s. 30 is appropriate at all, it is essential that the particular circumstances of
the decision be taken into account. It is wrong for courts to simply assume,
as they have, that it is not possible to assess the reasonableness of legal fees
without access to the billing lawyer’s files.
If an arbitrator has decided, after hearing from both parties, that the
claimant is entitled to an award of actual reasonable legal fees, the claimant
has the onus to prove, first, the “actual” amount of legal fees incurred and,
second, that the amount paid was “reasonable”. To prove the amount paid it
is not necessary to produce the lawyer’s file or a detailed description of the
work done.
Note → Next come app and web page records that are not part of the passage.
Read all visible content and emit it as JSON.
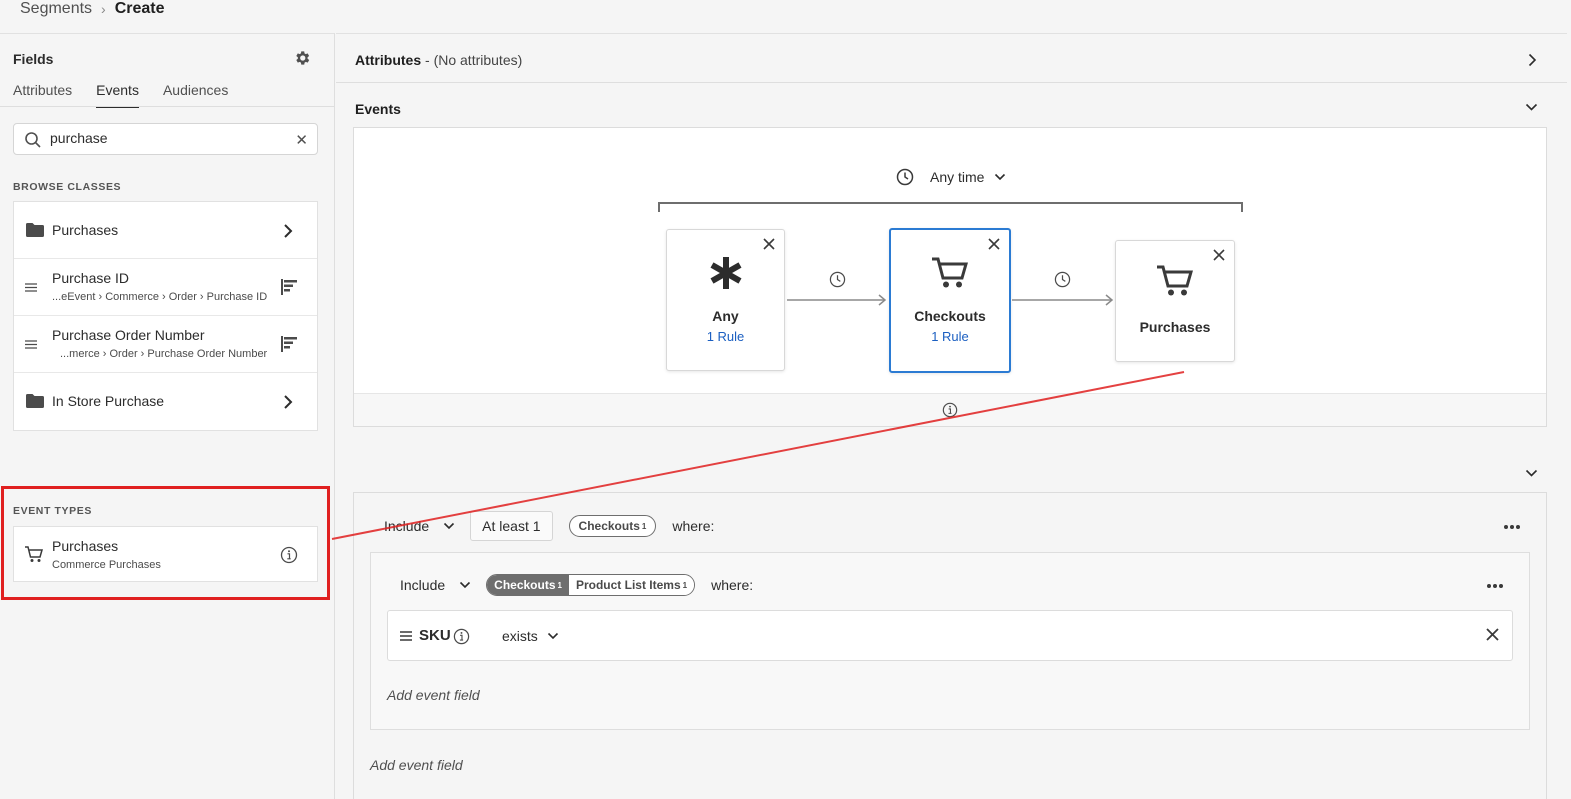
{
  "breadcrumb": {
    "root": "Segments",
    "separator": "›",
    "current": "Create"
  },
  "fields_panel": {
    "title": "Fields",
    "tabs": [
      {
        "label": "Attributes"
      },
      {
        "label": "Events"
      },
      {
        "label": "Audiences"
      }
    ],
    "active_tab": "Events",
    "search": {
      "value": "purchase",
      "placeholder": "Search"
    },
    "browse_classes_label": "BROWSE CLASSES",
    "classes": [
      {
        "type": "folder",
        "title": "Purchases"
      },
      {
        "type": "field",
        "title": "Purchase ID",
        "path": "...eEvent › Commerce › Order › Purchase ID"
      },
      {
        "type": "field",
        "title": "Purchase Order Number",
        "path": "...merce › Order › Purchase Order Number"
      },
      {
        "type": "folder",
        "title": "In Store Purchase"
      }
    ],
    "event_types_label": "EVENT TYPES",
    "event_types": [
      {
        "title": "Purchases",
        "subtitle": "Commerce Purchases"
      }
    ]
  },
  "attributes_bar": {
    "title": "Attributes",
    "detail": " - (No attributes)"
  },
  "events_section": {
    "title": "Events",
    "time_constraint": "Any time",
    "nodes": [
      {
        "title": "Any",
        "rule": "1 Rule",
        "icon": "asterisk-icon"
      },
      {
        "title": "Checkouts",
        "rule": "1 Rule",
        "icon": "cart-icon"
      },
      {
        "title": "Purchases",
        "rule": "",
        "icon": "cart-icon"
      }
    ]
  },
  "rule_builder": {
    "outer": {
      "include_label": "Include",
      "count_value": "At least 1",
      "event_tag": "Checkouts",
      "event_tag_sup": "1",
      "where_label": "where:"
    },
    "inner": {
      "include_label": "Include",
      "tags": [
        {
          "label": "Checkouts",
          "sup": "1"
        },
        {
          "label": "Product List Items",
          "sup": "1"
        }
      ],
      "where_label": "where:",
      "condition": {
        "field": "SKU",
        "operator": "exists"
      },
      "add_event_field": "Add event field"
    },
    "add_event_field": "Add event field"
  },
  "colors": {
    "accent": "#2b7bd3",
    "link": "#1b5fc1",
    "annotation": "#e02020"
  }
}
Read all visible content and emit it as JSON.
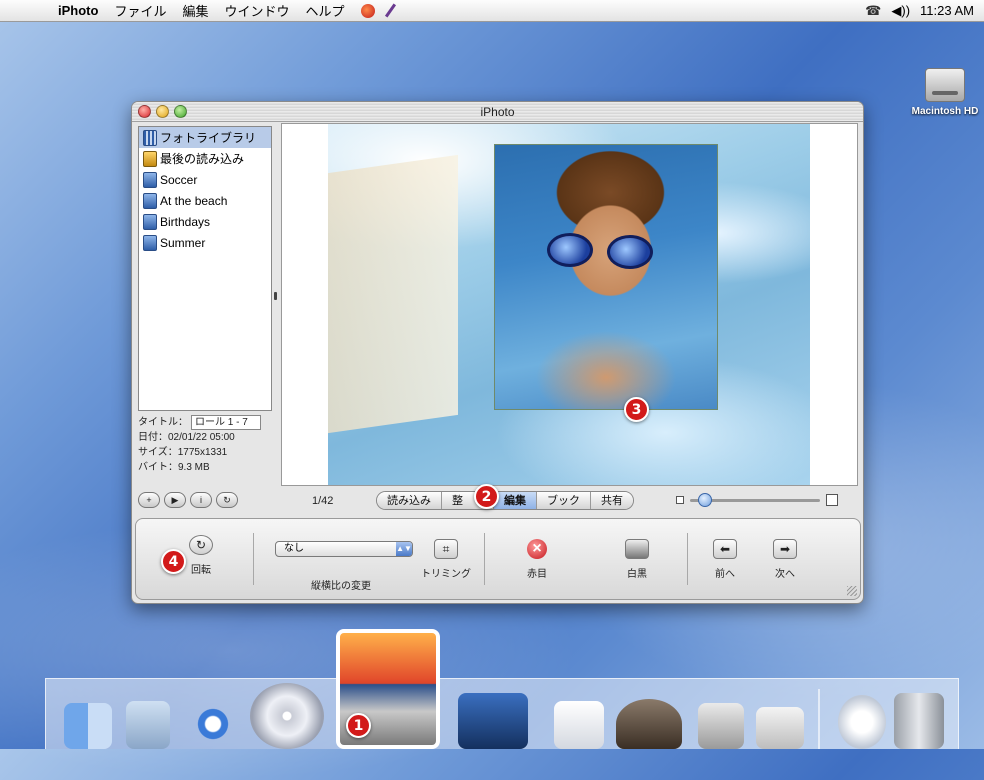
{
  "menubar": {
    "app": "iPhoto",
    "items": [
      "ファイル",
      "編集",
      "ウインドウ",
      "ヘルプ"
    ],
    "time": "11:23 AM",
    "volume_icon": "◀))"
  },
  "desktop": {
    "hd_label": "Macintosh HD"
  },
  "window": {
    "title": "iPhoto",
    "sources": [
      {
        "label": "フォトライブラリ",
        "kind": "library-icon",
        "selected": true
      },
      {
        "label": "最後の読み込み",
        "kind": "roll-icon"
      },
      {
        "label": "Soccer",
        "kind": "album-icon"
      },
      {
        "label": "At the beach",
        "kind": "album-icon"
      },
      {
        "label": "Birthdays",
        "kind": "album-icon"
      },
      {
        "label": "Summer",
        "kind": "album-icon"
      }
    ],
    "info": {
      "title_label": "タイトル：",
      "title_value": "ロール 1 - 7",
      "date": "日付：02/01/22 05:00",
      "size": "サイズ：1775x1331",
      "bytes": "バイト：9.3 MB"
    },
    "counter": "1/42",
    "left_buttons": [
      "+",
      "▶",
      "i",
      "↻"
    ],
    "modes": [
      {
        "label": "読み込み"
      },
      {
        "label": "整"
      },
      {
        "label": "編集",
        "active": true
      },
      {
        "label": "ブック"
      },
      {
        "label": "共有"
      }
    ],
    "edit": {
      "rotate": "回転",
      "aspect_value": "なし",
      "aspect_label": "縦横比の変更",
      "crop": "トリミング",
      "redeye": "赤目",
      "bw": "白黒",
      "prev": "前へ",
      "next": "次へ"
    }
  },
  "badges": [
    "1",
    "2",
    "3",
    "4"
  ]
}
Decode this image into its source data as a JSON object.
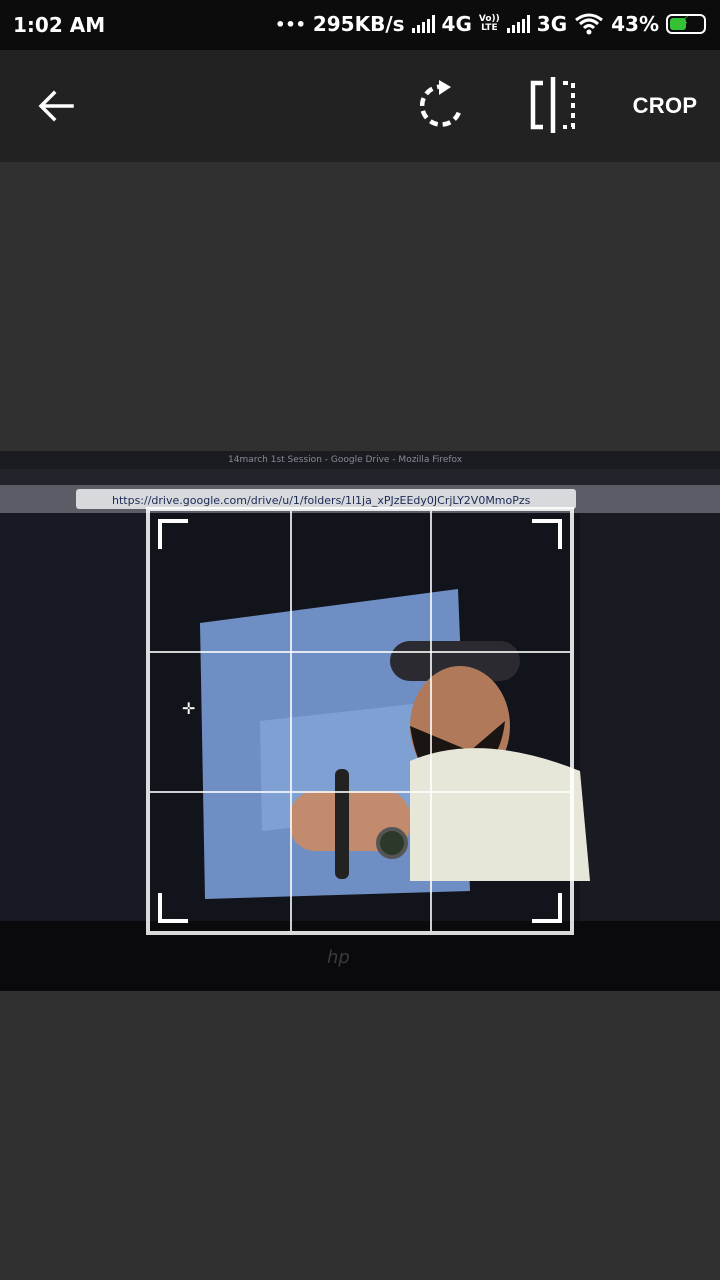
{
  "status_bar": {
    "time": "1:02 AM",
    "dots": "•••",
    "speed": "295KB/s",
    "network1": "4G",
    "volte_top": "Vo))",
    "volte_bottom": "LTE",
    "network2": "3G",
    "battery": "43%",
    "icons": [
      "signal-icon",
      "volte-icon",
      "wifi-icon",
      "battery-charging-icon"
    ]
  },
  "toolbar": {
    "crop_label": "CROP",
    "icons": [
      "back-arrow-icon",
      "rotate-icon",
      "flip-icon"
    ]
  },
  "photo": {
    "browser_title": "14march 1st Session - Google Drive - Mozilla Firefox",
    "url": "https://drive.google.com/drive/u/1/folders/1l1ja_xPJzEEdy0JCrjLY2V0MmoPzs",
    "logo_text": "hp"
  },
  "crop_overlay": {
    "icons": [
      "move-icon"
    ]
  },
  "colors": {
    "status_bar_bg": "#0c0c0c",
    "toolbar_bg": "#222222",
    "canvas_bg": "#303030",
    "battery_accent": "#34c234"
  }
}
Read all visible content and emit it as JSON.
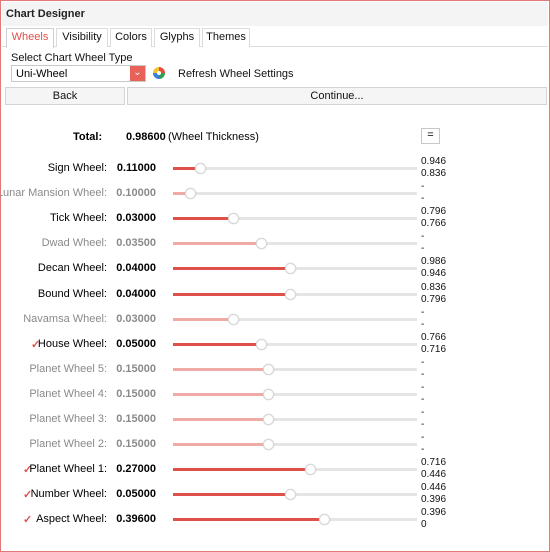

A sworn statement by the claimant indicating how much has
been paid might be sufficient, though that evidence may be supported by a
sworn statement from the solicitor or an oral representation by counsel who
is member of the B.C. bar that the amounts said to have been paid are correct.
In neither Williston nor Ogopogo was there any suggestion that the
amounts said to have been paid had not actually been paid.
The next question to be considered by the arbitrator is whether the
amount of legal fees actually incurred is “reasonable”. The question is not
whether the fees are reasonable as between the lawyer and the claimant.
The question is whether, as between the claimant and the respondent, the
amount is reasonable, such that the respondent should be required to reimburse
the claimant in full.
Typically, the claimant will, as in Williston and Ogopogo, submit evidence
of the time spent by fee billers and their billing rates. The claimant may or
may not submit copies of the lawyer’s invoices, with or without redactions
to protect privilege, or a brief summary of the role played by each fee biller.
Typically, the claimant will then argue that, given the nature of the case and
the work done by counsel in connection with it, it is objectively reasonable
that the respondent should reimburse the fees actually paid. The respondent,
often without tendering any evidence, will submit that given the
nature of the case and the work done the fees billed are excessive. The parties
and the arbitrator know the nature, complexity and importance of the
case. They know the details of the procedural history. The arbitrator will
have managed the case from cradle to grave, deciding every contentious
procedural application, presiding at the hearing and personally reviewing
any post-hearing submissions. The arbitrator and parties witnessed the
written and oral advocacy work done by counsel, its effectiveness and efficiency,
and its impact on the outcome of the case. Arbitrators are often
themselves experienced counsel, chosen by the parties for that very reason.
When that is the case, they are particularly well placed to assess the reason-